Environmental Flow – Definition & Detailed Explanation – Hydroelectric Power Glossary Terms

I. What is Environmental Flow?

Environmental flow, also known as ecological flow or environmental water allocation, refers to the amount, timing, and quality of water required to sustain freshwater and estuarine ecosystems for the long-term health and productivity of the environment. It is essential for maintaining the ecological integrity of rivers, wetlands, and other aquatic ecosystems. Environmental flow is crucial for supporting biodiversity, ecosystem services, and the overall health of aquatic habitats.

II. Why is Environmental Flow important for hydroelectric power?

Hydroelectric power is a renewable energy source that relies on the flow of water to generate electricity. However, the operation of hydroelectric power plants can have significant impacts on river ecosystems by altering the natural flow regime. Maintaining environmental flow is important for hydroelectric power projects because it helps to minimize the negative impacts on aquatic ecosystems and ensures the sustainability of water resources for both human and environmental needs.

III. How is Environmental Flow determined?

Determining environmental flow involves a complex process that takes into account various factors, including the hydrology of the river, the needs of aquatic species, and the requirements of downstream users. Scientists and water resource managers use a combination of field studies, hydrological modeling, and stakeholder engagement to assess the environmental flow requirements of a particular river or waterway.
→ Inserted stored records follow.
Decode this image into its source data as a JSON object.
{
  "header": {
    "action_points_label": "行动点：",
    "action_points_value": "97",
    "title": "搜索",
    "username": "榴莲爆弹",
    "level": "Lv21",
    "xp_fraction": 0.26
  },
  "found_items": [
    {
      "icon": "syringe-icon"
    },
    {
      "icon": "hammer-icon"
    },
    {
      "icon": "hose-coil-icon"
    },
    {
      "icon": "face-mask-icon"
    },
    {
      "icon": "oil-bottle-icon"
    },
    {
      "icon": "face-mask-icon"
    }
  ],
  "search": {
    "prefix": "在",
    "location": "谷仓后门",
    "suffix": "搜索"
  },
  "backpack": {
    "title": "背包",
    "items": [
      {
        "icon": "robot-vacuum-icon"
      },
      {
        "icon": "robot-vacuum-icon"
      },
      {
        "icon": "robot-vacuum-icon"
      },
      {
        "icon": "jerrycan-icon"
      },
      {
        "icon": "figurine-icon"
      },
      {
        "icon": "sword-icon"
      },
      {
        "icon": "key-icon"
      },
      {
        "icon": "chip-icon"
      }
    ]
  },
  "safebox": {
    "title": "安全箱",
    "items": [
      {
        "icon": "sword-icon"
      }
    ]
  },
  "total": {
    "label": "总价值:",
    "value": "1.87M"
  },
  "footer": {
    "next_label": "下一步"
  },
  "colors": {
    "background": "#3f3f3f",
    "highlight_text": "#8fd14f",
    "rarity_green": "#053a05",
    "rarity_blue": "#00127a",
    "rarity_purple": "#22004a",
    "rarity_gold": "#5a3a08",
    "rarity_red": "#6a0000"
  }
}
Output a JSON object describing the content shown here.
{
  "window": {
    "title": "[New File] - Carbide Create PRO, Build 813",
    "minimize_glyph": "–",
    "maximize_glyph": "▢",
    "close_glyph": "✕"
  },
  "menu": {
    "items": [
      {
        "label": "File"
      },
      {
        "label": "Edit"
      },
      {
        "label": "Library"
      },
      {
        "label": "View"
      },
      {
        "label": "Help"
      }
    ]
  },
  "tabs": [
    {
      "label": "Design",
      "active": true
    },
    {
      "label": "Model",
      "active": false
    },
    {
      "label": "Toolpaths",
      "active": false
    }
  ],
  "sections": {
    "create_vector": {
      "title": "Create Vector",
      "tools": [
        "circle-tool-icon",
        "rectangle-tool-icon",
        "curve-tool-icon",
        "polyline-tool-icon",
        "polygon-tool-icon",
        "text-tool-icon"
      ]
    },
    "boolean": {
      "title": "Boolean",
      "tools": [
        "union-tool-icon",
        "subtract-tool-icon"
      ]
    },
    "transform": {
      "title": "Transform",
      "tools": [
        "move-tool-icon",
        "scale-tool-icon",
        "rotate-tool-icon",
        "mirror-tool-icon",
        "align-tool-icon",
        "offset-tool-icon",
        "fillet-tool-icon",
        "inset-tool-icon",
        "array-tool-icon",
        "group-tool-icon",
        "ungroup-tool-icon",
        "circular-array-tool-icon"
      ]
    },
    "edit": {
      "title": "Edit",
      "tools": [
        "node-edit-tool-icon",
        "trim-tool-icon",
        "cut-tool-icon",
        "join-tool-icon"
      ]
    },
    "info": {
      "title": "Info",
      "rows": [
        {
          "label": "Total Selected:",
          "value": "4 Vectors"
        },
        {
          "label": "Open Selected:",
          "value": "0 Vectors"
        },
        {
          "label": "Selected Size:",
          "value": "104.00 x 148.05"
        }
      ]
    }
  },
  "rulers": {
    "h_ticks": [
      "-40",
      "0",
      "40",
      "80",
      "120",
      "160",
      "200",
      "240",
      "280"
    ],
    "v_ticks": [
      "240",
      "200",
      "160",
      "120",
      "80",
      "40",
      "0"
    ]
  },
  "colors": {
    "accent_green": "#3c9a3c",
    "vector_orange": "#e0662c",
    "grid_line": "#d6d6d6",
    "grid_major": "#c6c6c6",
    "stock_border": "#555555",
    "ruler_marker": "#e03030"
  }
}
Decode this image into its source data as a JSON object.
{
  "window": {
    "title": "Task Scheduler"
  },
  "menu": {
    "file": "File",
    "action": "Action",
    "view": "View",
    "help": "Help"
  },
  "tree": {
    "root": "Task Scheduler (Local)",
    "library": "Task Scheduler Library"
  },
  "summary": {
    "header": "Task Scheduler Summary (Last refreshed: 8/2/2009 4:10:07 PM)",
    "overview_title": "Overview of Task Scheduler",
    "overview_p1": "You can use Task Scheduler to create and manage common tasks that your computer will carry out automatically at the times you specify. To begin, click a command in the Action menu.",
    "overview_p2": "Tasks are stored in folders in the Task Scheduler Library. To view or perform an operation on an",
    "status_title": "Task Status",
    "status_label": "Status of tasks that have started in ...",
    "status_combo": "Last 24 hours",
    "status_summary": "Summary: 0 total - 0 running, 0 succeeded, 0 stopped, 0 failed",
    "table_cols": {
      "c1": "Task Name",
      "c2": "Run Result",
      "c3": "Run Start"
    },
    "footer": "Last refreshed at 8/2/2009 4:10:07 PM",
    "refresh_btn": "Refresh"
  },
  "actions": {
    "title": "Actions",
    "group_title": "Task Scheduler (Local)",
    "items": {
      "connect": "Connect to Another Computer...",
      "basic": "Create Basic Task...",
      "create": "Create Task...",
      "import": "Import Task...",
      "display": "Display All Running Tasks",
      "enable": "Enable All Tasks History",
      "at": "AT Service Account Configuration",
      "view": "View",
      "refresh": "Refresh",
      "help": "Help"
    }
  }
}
This information is used to develop flow recommendations that balance the needs of the environment with the demands of water users.

IV. What are the benefits of maintaining Environmental Flow?

Maintaining environmental flow has numerous benefits for both the environment and society. By ensuring that rivers and wetlands receive an adequate amount of water, environmental flow helps to support healthy aquatic ecosystems, protect biodiversity, and maintain water quality. It also provides important ecosystem services, such as flood control, water purification, and habitat for fish and wildlife. Additionally, maintaining environmental flow can help to sustain the cultural and recreational values associated with rivers and waterways.

V. What are the potential consequences of not maintaining Environmental Flow?

Failing to maintain environmental flow can have serious consequences for river ecosystems and the communities that depend on them. Reduced flow can lead to habitat degradation, loss of biodiversity, and declines in water quality. It can also increase the risk of flooding, erosion, and other natural disasters. In addition, inadequate environmental flow can have negative impacts on the availability of water for agriculture, industry, and domestic use, leading to conflicts over water resources and potential water shortages.

VI. How can Environmental Flow be managed in hydroelectric power projects?

Managing environmental flow in hydroelectric power projects requires a holistic approach that considers the needs of both the environment and water users. One common strategy is to implement flow releases that mimic the natural flow regime of the river, including seasonal variations and flood events. This can help to maintain the ecological integrity of the river while still allowing for the generation of electricity. Other approaches include using water-saving technologies, improving water efficiency, and implementing water-sharing agreements with downstream users. By incorporating environmental flow considerations into the planning and operation of hydroelectric power projects, it is possible to minimize the negative impacts on river ecosystems and ensure the sustainable use of water resources for future generations.